|Advertising|Jobs 転職|Shukan ST|JT Weekly|Book Club|JT Women|Study in Japan|Times Coupon|Subscribe 新聞購読申込|
|Home > News|
|Home > News|
Friday, June 13, 2008
MHI has no plans to enter jumbo jet market
Mitsubishi Heavy Industries Ltd., which plans in 2013 to launch Japan's first domestically produced jetliner, is not looking to enter the jumbo jet fray, MHI President Hideaki Omiya said Thursday.
Mitsubishi Heavy plans to launch regional jets — medium-size aircraft with 60 to 99 seats — in 2013, expecting strong demand for such jets amid rising fuel costs and the growing need for short-range travel.
Omiya also said MHI hopes to win orders for about 1,000 jets, around one-fifth of the anticipated global demand for regional jets in the next 20 years.
Asked if the heavy machinery maker will build larger jets in the future, Omiya said, "We have no intention to go into an area of aircraft built by Boeing and Airbus."
The market for jumbo jets is currently dominated by Boeing Co. and Airbus S.A.S. MHI currently supplies components for large jets to the two makers.
Omiya indicated his company hopes its business ties with them continue. "When we complete the Mitsubishi Regional Jet, it is possible for us to join a project to manufacture Boeing's next jet model," Omiya said at the Foreign Correspondents' Club of Japan.
MHI, a newcomer in the field of aircraft production, faces tough competition in the regional jet market, which is currently dominated by Canada's Bombardier Inc. and Brazil's Empresa Brasileira de Aeronautica SA, better known as Embraer.
Russian and Chinese manufacturers are also planning to debut regional jets a few years ahead of Mitsubishi Heavy.
Out of about 5,000 jets that will be needed in the market in the next 20 years, Omiya said China and Russia are expected to provide around 2,000 in total. "I hope we can get orders of about one-third of the remaining 3,000 jets," Omiya said.

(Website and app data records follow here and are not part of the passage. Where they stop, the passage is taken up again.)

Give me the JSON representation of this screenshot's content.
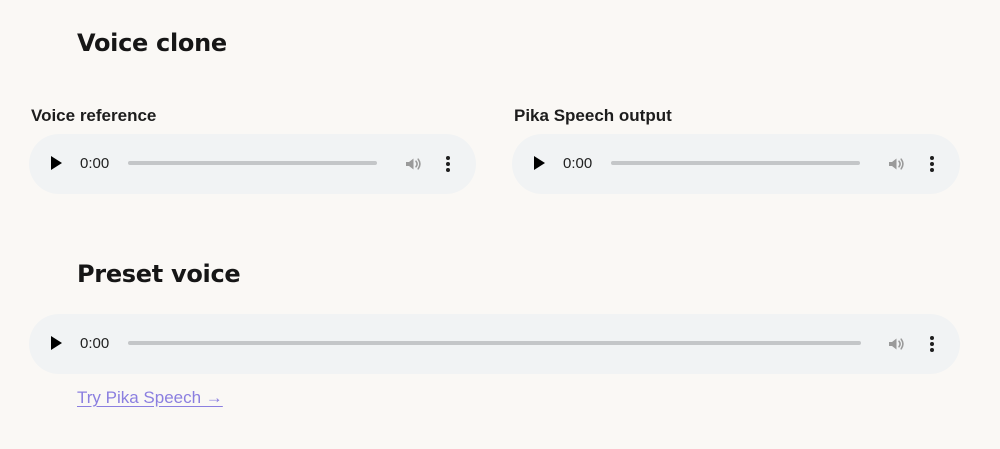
{
  "voice_clone": {
    "title": "Voice clone",
    "reference": {
      "label": "Voice reference",
      "time": "0:00",
      "progress": 0
    },
    "output": {
      "label": "Pika Speech output",
      "time": "0:00",
      "progress": 0
    }
  },
  "preset_voice": {
    "title": "Preset voice",
    "player": {
      "time": "0:00",
      "progress": 0
    }
  },
  "cta": {
    "link_text": "Try Pika Speech →"
  },
  "icons": {
    "play": "play-icon",
    "volume": "volume-icon",
    "more": "more-options-icon"
  },
  "colors": {
    "background": "#faf8f5",
    "player_background": "#f1f3f4",
    "link": "#8b7fe0"
  }
}
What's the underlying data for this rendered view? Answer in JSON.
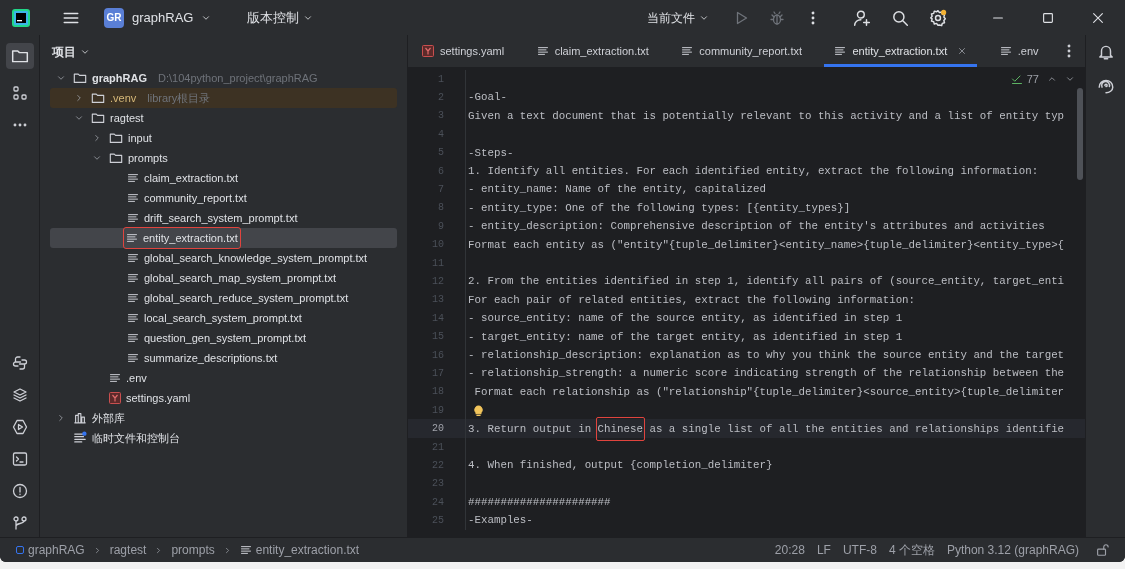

He said rising oil prices will support the MRJ, which boasts high fuel efficiency. "As long as oil prices don't fall back to the previous levels, the demand for the MRJ will be strong," he said.